▶ [PROBLEM REQUIREMENTS]
Give back the records below exactly, omitting the pictures.

▶ [THE RECORDS]
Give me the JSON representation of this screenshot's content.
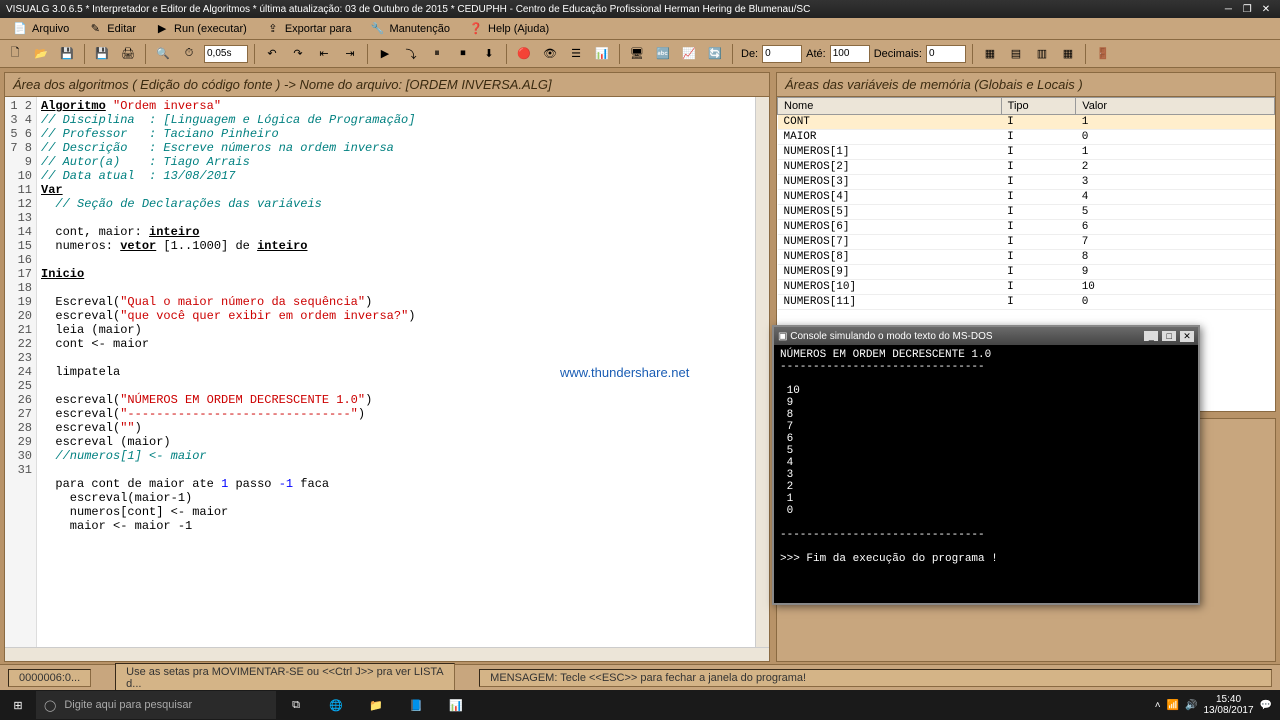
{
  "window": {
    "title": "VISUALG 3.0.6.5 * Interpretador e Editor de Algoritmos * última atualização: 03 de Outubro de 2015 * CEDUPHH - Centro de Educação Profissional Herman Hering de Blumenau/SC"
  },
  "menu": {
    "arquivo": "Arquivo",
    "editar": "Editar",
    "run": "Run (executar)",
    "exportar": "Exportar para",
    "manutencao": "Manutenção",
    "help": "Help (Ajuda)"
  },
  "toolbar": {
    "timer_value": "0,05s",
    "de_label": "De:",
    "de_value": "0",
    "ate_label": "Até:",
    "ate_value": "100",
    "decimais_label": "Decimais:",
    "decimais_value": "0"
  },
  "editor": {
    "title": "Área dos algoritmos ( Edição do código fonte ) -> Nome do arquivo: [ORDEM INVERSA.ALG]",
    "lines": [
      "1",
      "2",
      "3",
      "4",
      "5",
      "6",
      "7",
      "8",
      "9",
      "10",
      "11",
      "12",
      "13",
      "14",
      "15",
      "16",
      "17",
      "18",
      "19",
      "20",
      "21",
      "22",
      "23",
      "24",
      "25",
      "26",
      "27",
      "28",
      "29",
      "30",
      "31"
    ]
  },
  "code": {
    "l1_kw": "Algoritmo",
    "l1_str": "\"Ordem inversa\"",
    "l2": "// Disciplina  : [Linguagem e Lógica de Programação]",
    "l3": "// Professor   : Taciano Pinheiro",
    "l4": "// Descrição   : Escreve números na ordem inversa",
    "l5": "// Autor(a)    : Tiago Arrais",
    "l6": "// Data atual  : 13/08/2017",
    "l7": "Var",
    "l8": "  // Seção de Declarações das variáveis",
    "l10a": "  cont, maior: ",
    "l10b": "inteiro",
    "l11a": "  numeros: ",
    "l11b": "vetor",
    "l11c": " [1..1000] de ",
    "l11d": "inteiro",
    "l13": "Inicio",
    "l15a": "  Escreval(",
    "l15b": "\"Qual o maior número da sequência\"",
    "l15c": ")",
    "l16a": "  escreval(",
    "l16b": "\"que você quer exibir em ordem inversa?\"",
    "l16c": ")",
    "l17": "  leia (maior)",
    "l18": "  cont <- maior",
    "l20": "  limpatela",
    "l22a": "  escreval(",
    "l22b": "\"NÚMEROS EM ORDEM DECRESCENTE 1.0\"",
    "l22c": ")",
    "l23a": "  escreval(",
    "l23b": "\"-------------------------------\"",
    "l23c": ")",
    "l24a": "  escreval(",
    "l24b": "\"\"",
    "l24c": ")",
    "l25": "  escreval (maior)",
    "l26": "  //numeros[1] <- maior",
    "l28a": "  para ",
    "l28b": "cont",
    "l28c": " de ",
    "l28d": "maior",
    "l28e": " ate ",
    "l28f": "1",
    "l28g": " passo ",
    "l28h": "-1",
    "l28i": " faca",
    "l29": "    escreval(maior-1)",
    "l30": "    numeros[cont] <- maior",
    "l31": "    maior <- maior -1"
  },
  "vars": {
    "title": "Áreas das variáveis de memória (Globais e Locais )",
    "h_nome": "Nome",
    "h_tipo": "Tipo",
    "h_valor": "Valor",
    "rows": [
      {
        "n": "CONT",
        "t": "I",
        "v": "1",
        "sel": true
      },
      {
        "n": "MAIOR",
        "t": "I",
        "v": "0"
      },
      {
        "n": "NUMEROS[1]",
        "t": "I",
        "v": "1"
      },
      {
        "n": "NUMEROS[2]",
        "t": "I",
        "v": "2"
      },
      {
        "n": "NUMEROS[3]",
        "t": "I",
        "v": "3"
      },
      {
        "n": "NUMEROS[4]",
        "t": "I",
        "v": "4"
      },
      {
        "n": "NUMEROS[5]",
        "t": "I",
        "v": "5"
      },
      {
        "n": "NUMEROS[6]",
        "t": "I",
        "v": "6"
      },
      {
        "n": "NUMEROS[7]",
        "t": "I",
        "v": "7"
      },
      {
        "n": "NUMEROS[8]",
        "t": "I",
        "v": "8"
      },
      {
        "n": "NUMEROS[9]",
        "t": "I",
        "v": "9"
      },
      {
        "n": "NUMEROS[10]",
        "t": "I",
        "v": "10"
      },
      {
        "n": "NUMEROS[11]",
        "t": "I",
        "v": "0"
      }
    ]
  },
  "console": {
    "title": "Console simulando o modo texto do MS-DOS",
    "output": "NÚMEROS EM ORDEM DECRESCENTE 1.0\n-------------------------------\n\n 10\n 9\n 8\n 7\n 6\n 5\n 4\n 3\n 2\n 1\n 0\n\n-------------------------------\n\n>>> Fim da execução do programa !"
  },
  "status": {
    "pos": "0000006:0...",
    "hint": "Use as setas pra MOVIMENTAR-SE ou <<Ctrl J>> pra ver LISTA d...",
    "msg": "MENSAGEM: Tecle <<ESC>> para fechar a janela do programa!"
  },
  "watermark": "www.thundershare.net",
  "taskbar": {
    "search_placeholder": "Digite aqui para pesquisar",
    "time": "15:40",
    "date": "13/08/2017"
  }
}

▶ [TASK SOLUTION]
Give me the JSON representation of this screenshot's content.
{
  "window": {
    "title": "VISUALG 3.0.6.5 * Interpretador e Editor de Algoritmos * última atualização: 03 de Outubro de 2015 * CEDUPHH - Centro de Educação Profissional Herman Hering de Blumenau/SC"
  },
  "menu": {
    "arquivo": "Arquivo",
    "editar": "Editar",
    "run": "Run (executar)",
    "exportar": "Exportar para",
    "manutencao": "Manutenção",
    "help": "Help (Ajuda)"
  },
  "toolbar": {
    "timer_value": "0,05s",
    "de_label": "De:",
    "de_value": "0",
    "ate_label": "Até:",
    "ate_value": "100",
    "decimais_label": "Decimais:",
    "decimais_value": "0"
  },
  "editor": {
    "title": "Área dos algoritmos ( Edição do código fonte ) -> Nome do arquivo: [ORDEM INVERSA.ALG]",
    "lines": [
      "1",
      "2",
      "3",
      "4",
      "5",
      "6",
      "7",
      "8",
      "9",
      "10",
      "11",
      "12",
      "13",
      "14",
      "15",
      "16",
      "17",
      "18",
      "19",
      "20",
      "21",
      "22",
      "23",
      "24",
      "25",
      "26",
      "27",
      "28",
      "29",
      "30",
      "31"
    ]
  },
  "code": {
    "l1_kw": "Algoritmo",
    "l1_str": "\"Ordem inversa\"",
    "l2": "// Disciplina  : [Linguagem e Lógica de Programação]",
    "l3": "// Professor   : Taciano Pinheiro",
    "l4": "// Descrição   : Escreve números na ordem inversa",
    "l5": "// Autor(a)    : Tiago Arrais",
    "l6": "// Data atual  : 13/08/2017",
    "l7": "Var",
    "l8": "  // Seção de Declarações das variáveis",
    "l10a": "  cont, maior: ",
    "l10b": "inteiro",
    "l11a": "  numeros: ",
    "l11b": "vetor",
    "l11c": " [1..1000] de ",
    "l11d": "inteiro",
    "l13": "Inicio",
    "l15a": "  Escreval(",
    "l15b": "\"Qual o maior número da sequência\"",
    "l15c": ")",
    "l16a": "  escreval(",
    "l16b": "\"que você quer exibir em ordem inversa?\"",
    "l16c": ")",
    "l17": "  leia (maior)",
    "l18": "  cont <- maior",
    "l20": "  limpatela",
    "l22a": "  escreval(",
    "l22b": "\"NÚMEROS EM ORDEM DECRESCENTE 1.0\"",
    "l22c": ")",
    "l23a": "  escreval(",
    "l23b": "\"-------------------------------\"",
    "l23c": ")",
    "l24a": "  escreval(",
    "l24b": "\"\"",
    "l24c": ")",
    "l25": "  escreval (maior)",
    "l26": "  //numeros[1] <- maior",
    "l28a": "  para ",
    "l28b": "cont",
    "l28c": " de ",
    "l28d": "maior",
    "l28e": " ate ",
    "l28f": "1",
    "l28g": " passo ",
    "l28h": "-1",
    "l28i": " faca",
    "l29": "    escreval(maior-1)",
    "l30": "    numeros[cont] <- maior",
    "l31": "    maior <- maior -1"
  },
  "vars": {
    "title": "Áreas das variáveis de memória (Globais e Locais )",
    "h_nome": "Nome",
    "h_tipo": "Tipo",
    "h_valor": "Valor",
    "rows": [
      {
        "n": "CONT",
        "t": "I",
        "v": "1",
        "sel": true
      },
      {
        "n": "MAIOR",
        "t": "I",
        "v": "0"
      },
      {
        "n": "NUMEROS[1]",
        "t": "I",
        "v": "1"
      },
      {
        "n": "NUMEROS[2]",
        "t": "I",
        "v": "2"
      },
      {
        "n": "NUMEROS[3]",
        "t": "I",
        "v": "3"
      },
      {
        "n": "NUMEROS[4]",
        "t": "I",
        "v": "4"
      },
      {
        "n": "NUMEROS[5]",
        "t": "I",
        "v": "5"
      },
      {
        "n": "NUMEROS[6]",
        "t": "I",
        "v": "6"
      },
      {
        "n": "NUMEROS[7]",
        "t": "I",
        "v": "7"
      },
      {
        "n": "NUMEROS[8]",
        "t": "I",
        "v": "8"
      },
      {
        "n": "NUMEROS[9]",
        "t": "I",
        "v": "9"
      },
      {
        "n": "NUMEROS[10]",
        "t": "I",
        "v": "10"
      },
      {
        "n": "NUMEROS[11]",
        "t": "I",
        "v": "0"
      }
    ]
  },
  "console": {
    "title": "Console simulando o modo texto do MS-DOS",
    "output": "NÚMEROS EM ORDEM DECRESCENTE 1.0\n-------------------------------\n\n 10\n 9\n 8\n 7\n 6\n 5\n 4\n 3\n 2\n 1\n 0\n\n-------------------------------\n\n>>> Fim da execução do programa !"
  },
  "status": {
    "pos": "0000006:0...",
    "hint": "Use as setas pra MOVIMENTAR-SE ou <<Ctrl J>> pra ver LISTA d...",
    "msg": "MENSAGEM: Tecle <<ESC>> para fechar a janela do programa!"
  },
  "watermark": "www.thundershare.net",
  "taskbar": {
    "search_placeholder": "Digite aqui para pesquisar",
    "time": "15:40",
    "date": "13/08/2017"
  }
}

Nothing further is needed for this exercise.